Not everyone can admit to that. Not everyone wants to…they think of it as a personal failing they need to hide. Or maybe they just don’t realize that this feeling of playing or singing badly is going to go away. There will be other, better concerts; there will be other, better days.

But when you are in the downward spiral, it’s really hard to get out of that. You start to think that your whole life has been a waste, that your musical talent and training is a waste, that you don’t have any reason for being, etc.

I am not saying that I know what happened to Mr. Cornell that night, mind you. I can’t say that.

I’m just saying what happened to me that night.

And I’ll tell you what; if I had had some anti-anxiety meds that night, I might’ve been tempted to take too many. I was in a terrible state. I didn’t want anyone to see me like that, or hear me, or realize I was in that rough of shape.

But I was. And for some reason, I was able to reach out.
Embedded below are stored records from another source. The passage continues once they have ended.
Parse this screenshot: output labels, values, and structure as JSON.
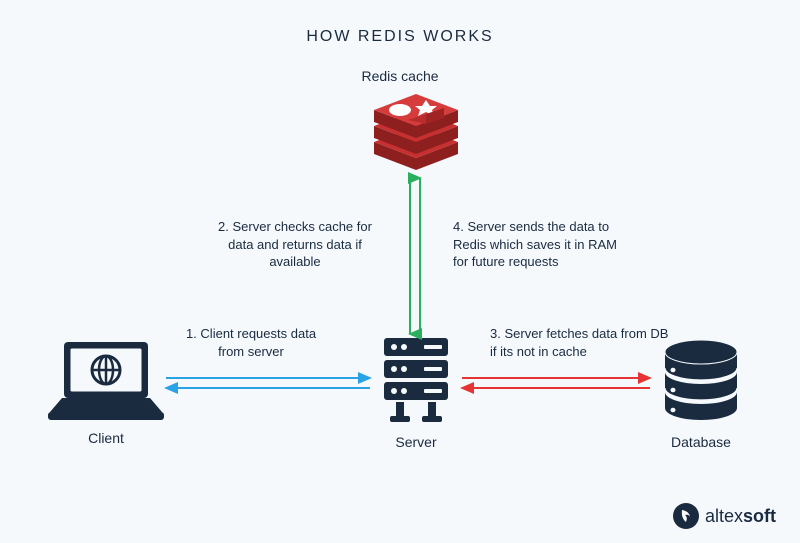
{
  "title": "HOW REDIS WORKS",
  "nodes": {
    "redis": "Redis cache",
    "client": "Client",
    "server": "Server",
    "database": "Database"
  },
  "steps": {
    "s1": {
      "num": "1.",
      "text": "Client requests data from server"
    },
    "s2": {
      "num": "2.",
      "text": "Server checks cache for data and returns data if available"
    },
    "s3": {
      "num": "3.",
      "text": "Server fetches data from DB if its not in cache"
    },
    "s4": {
      "num": "4.",
      "text": "Server sends the data to Redis which saves it in RAM for future requests"
    }
  },
  "colors": {
    "blue": "#29a3e6",
    "green": "#2aaf5e",
    "red": "#e63333",
    "navy": "#1a2b3f",
    "redis": "#c73030"
  },
  "brand": {
    "name": "altexsoft",
    "bold": "soft"
  }
}
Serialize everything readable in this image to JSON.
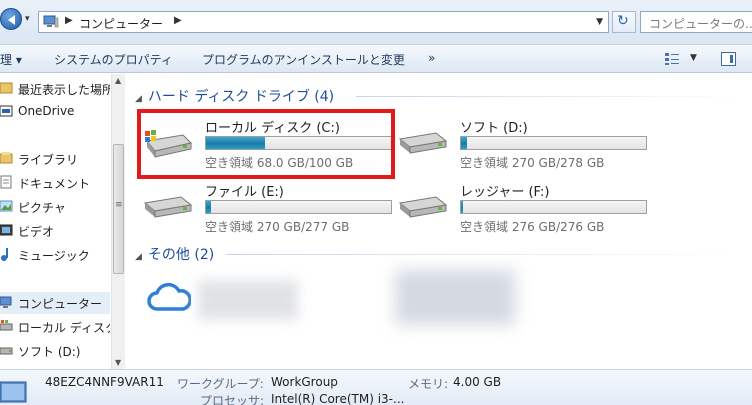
{
  "address": {
    "path": "コンピューター",
    "search_placeholder": "コンピューターの..."
  },
  "toolbar": {
    "organize": "理 ▾",
    "properties": "システムのプロパティ",
    "uninstall": "プログラムのアンインストールと変更",
    "more": "»"
  },
  "nav": {
    "items": [
      {
        "label": "最近表示した場所",
        "icon": "recent-places-icon"
      },
      {
        "label": "OneDrive",
        "icon": "onedrive-icon"
      },
      {
        "label": "ライブラリ",
        "icon": "library-icon"
      },
      {
        "label": "ドキュメント",
        "icon": "documents-icon"
      },
      {
        "label": "ピクチャ",
        "icon": "pictures-icon"
      },
      {
        "label": "ビデオ",
        "icon": "videos-icon"
      },
      {
        "label": "ミュージック",
        "icon": "music-icon"
      },
      {
        "label": "コンピューター",
        "icon": "computer-icon"
      },
      {
        "label": "ローカル ディスク",
        "icon": "local-disk-icon"
      },
      {
        "label": "ソフト (D:)",
        "icon": "drive-icon"
      }
    ]
  },
  "groups": {
    "hdd": "ハード ディスク ドライブ (4)",
    "other": "その他 (2)"
  },
  "drives": [
    {
      "name": "ローカル ディスク (C:)",
      "free": "空き領域 68.0 GB/100 GB",
      "used_fraction": 0.32
    },
    {
      "name": "ソフト (D:)",
      "free": "空き領域 270 GB/278 GB",
      "used_fraction": 0.03
    },
    {
      "name": "ファイル (E:)",
      "free": "空き領域 270 GB/277 GB",
      "used_fraction": 0.025
    },
    {
      "name": "レッジャー (F:)",
      "free": "空き領域 276 GB/276 GB",
      "used_fraction": 0.01
    }
  ],
  "details": {
    "computer_name": "48EZC4NNF9VAR11",
    "workgroup_label": "ワークグループ:",
    "workgroup_value": "WorkGroup",
    "memory_label": "メモリ:",
    "memory_value": "4.00 GB",
    "processor_label": "プロセッサ:",
    "processor_value": "Intel(R) Core(TM) i3-..."
  },
  "colors": {
    "accent": "#1e4d9a",
    "highlight": "#e21a1a",
    "bar_fill": "#1b7ba9"
  }
}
My friend, whether he knows or not, may have saved my life that night. (Or at least my sanity.)

As for Chris Cornell…all I can tell you is that I wish he were still alive, still singing, and could still tell his family that he loves them.

I will miss Chris Cornell. I never knew him personally, but his songs, his musicianship, and the emotion that came through every time he sang spoke to me.

I hope wherever his soul is now, he is at peace and feels the outpouring of love and sympathy for himself and his family that has occurred since his tragic death.

And I hope his family will also feel that comfort. It isn’t enough — it will never make up for Mr. Cornell’s absence — but it may help them realize that they don’t grieve alone. (Though they will grieve harder, and longer…as a widow, I know that full well.)

Written by Barb Caffrey

May 19, 2017 at 2:41 pm